=== WHAT YOU NEED TO DO ===
Read the listing below and tally the lines that contain "screenshot"; the reply is that tally only.

##############################

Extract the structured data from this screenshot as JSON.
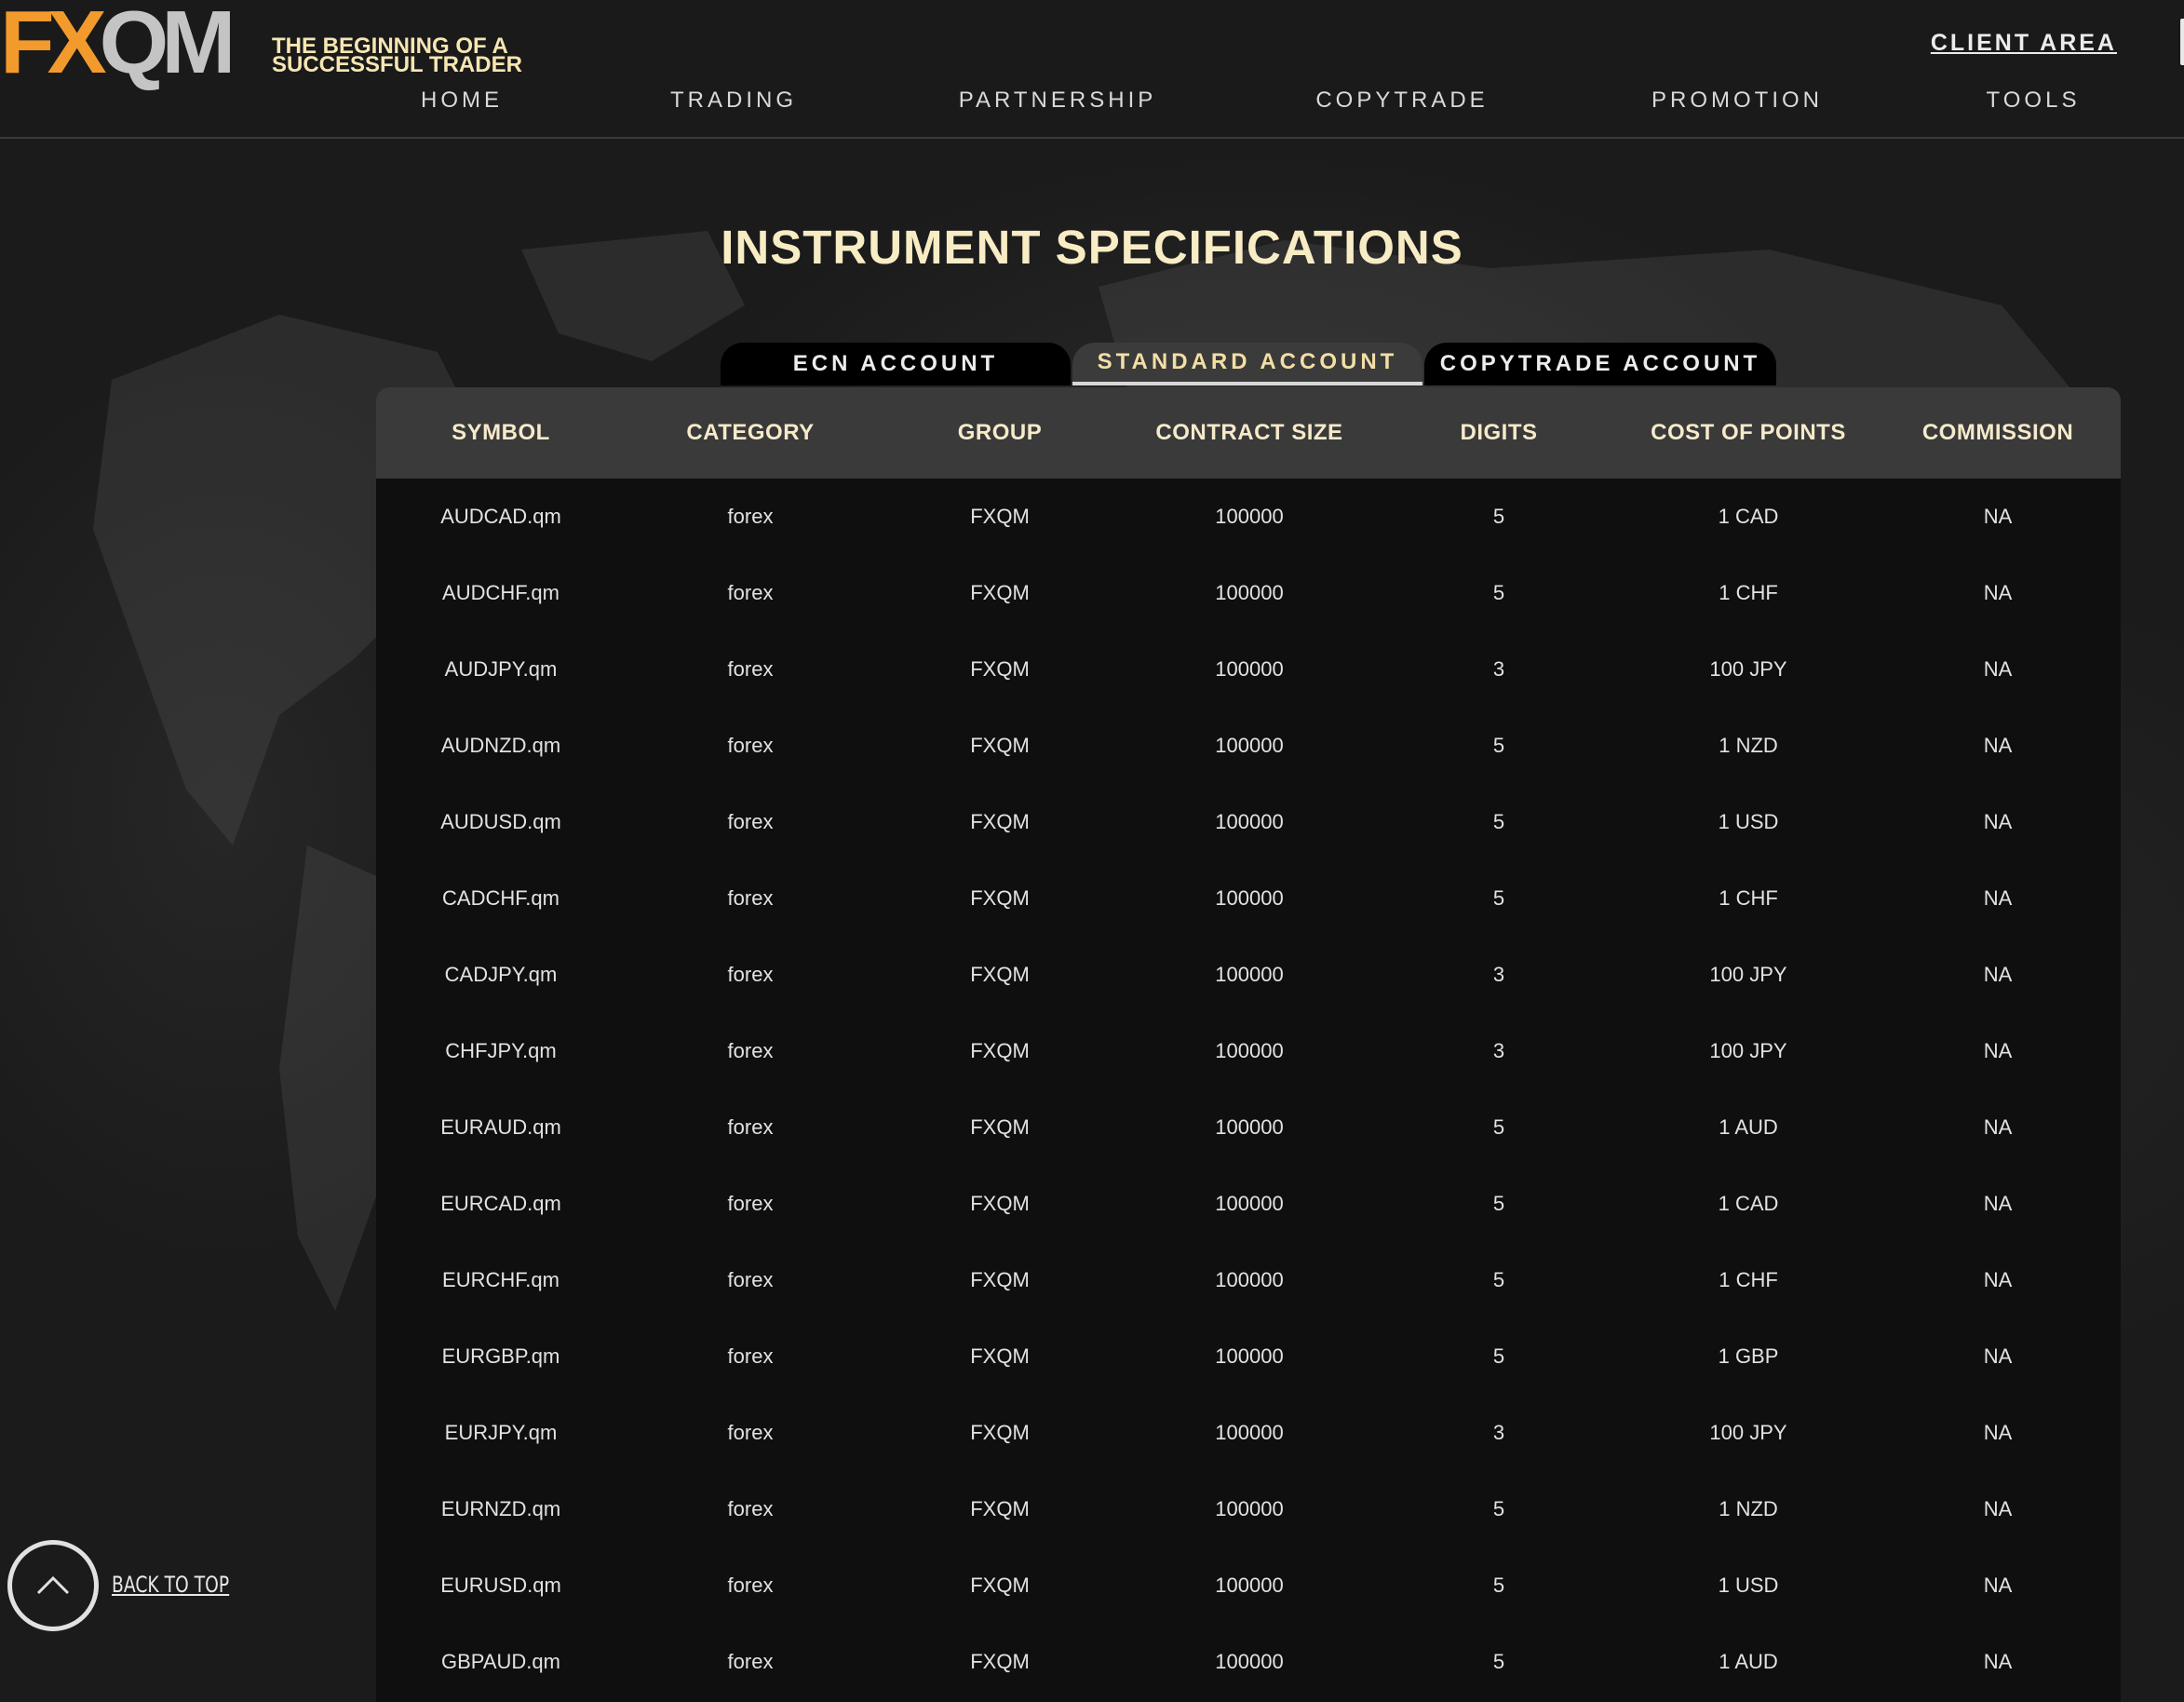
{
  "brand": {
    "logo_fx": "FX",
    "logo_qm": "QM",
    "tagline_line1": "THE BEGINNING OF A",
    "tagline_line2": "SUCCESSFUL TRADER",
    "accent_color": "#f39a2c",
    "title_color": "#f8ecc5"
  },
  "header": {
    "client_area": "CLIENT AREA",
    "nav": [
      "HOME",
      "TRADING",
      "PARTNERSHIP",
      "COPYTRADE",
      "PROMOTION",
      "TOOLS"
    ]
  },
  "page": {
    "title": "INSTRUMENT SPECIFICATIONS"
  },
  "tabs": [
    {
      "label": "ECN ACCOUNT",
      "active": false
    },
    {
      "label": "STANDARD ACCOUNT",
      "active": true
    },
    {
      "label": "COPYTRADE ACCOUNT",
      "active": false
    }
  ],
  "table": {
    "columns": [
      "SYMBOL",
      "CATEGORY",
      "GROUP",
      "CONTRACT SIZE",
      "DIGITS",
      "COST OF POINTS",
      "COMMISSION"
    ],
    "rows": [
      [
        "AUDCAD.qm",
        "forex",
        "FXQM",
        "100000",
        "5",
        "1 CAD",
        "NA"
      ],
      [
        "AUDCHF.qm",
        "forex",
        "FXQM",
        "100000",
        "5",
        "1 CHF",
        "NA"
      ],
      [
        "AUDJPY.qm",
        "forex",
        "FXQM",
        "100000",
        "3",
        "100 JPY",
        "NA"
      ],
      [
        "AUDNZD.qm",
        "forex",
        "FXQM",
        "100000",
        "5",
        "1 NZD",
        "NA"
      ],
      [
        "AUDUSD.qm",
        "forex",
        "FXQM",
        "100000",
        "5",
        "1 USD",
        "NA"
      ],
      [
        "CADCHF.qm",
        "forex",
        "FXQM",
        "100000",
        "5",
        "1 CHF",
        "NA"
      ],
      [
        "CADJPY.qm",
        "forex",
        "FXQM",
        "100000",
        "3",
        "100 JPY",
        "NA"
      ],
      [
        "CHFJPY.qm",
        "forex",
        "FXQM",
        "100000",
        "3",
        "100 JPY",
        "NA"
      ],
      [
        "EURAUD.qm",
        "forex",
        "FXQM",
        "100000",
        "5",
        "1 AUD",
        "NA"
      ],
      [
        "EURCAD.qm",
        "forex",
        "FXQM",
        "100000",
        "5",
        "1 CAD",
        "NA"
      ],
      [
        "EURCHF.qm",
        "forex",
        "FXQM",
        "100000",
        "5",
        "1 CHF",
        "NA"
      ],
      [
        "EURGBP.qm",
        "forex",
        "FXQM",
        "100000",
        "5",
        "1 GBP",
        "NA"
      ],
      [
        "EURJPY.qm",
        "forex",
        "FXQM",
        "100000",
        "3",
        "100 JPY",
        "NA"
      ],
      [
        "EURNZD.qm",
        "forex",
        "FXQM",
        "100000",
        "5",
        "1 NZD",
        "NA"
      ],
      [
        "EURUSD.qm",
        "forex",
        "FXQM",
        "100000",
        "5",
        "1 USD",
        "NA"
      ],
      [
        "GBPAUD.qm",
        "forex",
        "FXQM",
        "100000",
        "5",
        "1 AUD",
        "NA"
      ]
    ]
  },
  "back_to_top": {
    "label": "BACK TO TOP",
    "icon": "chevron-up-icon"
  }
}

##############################

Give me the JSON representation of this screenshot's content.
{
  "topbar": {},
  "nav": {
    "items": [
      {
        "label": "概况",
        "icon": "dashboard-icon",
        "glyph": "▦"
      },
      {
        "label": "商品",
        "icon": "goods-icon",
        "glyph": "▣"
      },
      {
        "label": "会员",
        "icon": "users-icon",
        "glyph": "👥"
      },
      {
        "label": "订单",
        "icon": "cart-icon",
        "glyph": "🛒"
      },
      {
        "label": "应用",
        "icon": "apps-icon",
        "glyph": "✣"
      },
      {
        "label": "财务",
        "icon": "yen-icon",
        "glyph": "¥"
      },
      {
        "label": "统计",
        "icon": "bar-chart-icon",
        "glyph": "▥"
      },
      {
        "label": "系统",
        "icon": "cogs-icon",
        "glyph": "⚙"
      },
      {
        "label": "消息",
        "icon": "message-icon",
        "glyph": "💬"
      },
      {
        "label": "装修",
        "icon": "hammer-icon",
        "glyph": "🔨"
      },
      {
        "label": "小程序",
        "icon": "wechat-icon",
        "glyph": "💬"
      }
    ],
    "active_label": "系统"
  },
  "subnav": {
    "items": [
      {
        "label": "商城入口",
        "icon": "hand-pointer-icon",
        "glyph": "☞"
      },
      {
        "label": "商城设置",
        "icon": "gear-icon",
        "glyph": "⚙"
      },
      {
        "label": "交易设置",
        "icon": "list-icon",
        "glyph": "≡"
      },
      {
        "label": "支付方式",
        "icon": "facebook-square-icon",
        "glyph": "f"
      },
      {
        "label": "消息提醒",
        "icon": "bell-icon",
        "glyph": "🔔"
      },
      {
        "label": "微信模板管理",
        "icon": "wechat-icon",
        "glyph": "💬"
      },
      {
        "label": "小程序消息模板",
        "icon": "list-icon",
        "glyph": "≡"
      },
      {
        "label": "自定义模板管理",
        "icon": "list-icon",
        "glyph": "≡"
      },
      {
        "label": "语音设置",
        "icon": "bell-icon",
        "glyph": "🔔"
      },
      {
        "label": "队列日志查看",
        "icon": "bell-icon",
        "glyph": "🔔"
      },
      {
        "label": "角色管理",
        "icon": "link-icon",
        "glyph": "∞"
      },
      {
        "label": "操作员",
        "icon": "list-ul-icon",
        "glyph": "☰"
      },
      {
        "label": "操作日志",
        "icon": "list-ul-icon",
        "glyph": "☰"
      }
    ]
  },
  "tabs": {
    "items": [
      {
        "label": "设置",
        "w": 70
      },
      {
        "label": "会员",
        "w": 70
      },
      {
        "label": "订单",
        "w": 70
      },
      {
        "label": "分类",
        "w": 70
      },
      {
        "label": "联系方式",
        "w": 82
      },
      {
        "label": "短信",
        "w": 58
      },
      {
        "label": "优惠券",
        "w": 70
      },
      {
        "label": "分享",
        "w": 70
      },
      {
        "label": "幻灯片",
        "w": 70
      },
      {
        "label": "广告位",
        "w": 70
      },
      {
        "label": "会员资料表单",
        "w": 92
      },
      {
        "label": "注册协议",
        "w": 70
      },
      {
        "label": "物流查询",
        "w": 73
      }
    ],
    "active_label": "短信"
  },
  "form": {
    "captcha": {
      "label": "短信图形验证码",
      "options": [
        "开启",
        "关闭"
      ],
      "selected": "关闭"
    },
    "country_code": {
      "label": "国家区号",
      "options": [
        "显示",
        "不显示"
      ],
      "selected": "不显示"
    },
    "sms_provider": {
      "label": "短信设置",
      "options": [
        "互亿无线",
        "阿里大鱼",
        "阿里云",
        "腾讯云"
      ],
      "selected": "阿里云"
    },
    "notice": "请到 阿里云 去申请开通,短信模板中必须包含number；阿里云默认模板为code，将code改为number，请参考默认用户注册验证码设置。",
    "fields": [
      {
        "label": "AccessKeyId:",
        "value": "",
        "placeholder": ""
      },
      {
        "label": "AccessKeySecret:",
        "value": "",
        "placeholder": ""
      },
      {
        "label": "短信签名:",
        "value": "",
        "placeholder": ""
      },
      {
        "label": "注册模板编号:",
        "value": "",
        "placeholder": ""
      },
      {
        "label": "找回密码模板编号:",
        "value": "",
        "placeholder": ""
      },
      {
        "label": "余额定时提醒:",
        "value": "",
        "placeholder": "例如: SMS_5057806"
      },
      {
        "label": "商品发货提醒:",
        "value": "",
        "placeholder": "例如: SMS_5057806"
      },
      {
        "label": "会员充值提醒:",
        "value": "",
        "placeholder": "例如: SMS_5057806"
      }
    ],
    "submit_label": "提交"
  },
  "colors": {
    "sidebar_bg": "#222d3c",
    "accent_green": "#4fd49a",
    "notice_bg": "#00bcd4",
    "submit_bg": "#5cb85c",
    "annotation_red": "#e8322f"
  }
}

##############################

=== RESPONSE BELOW ===
2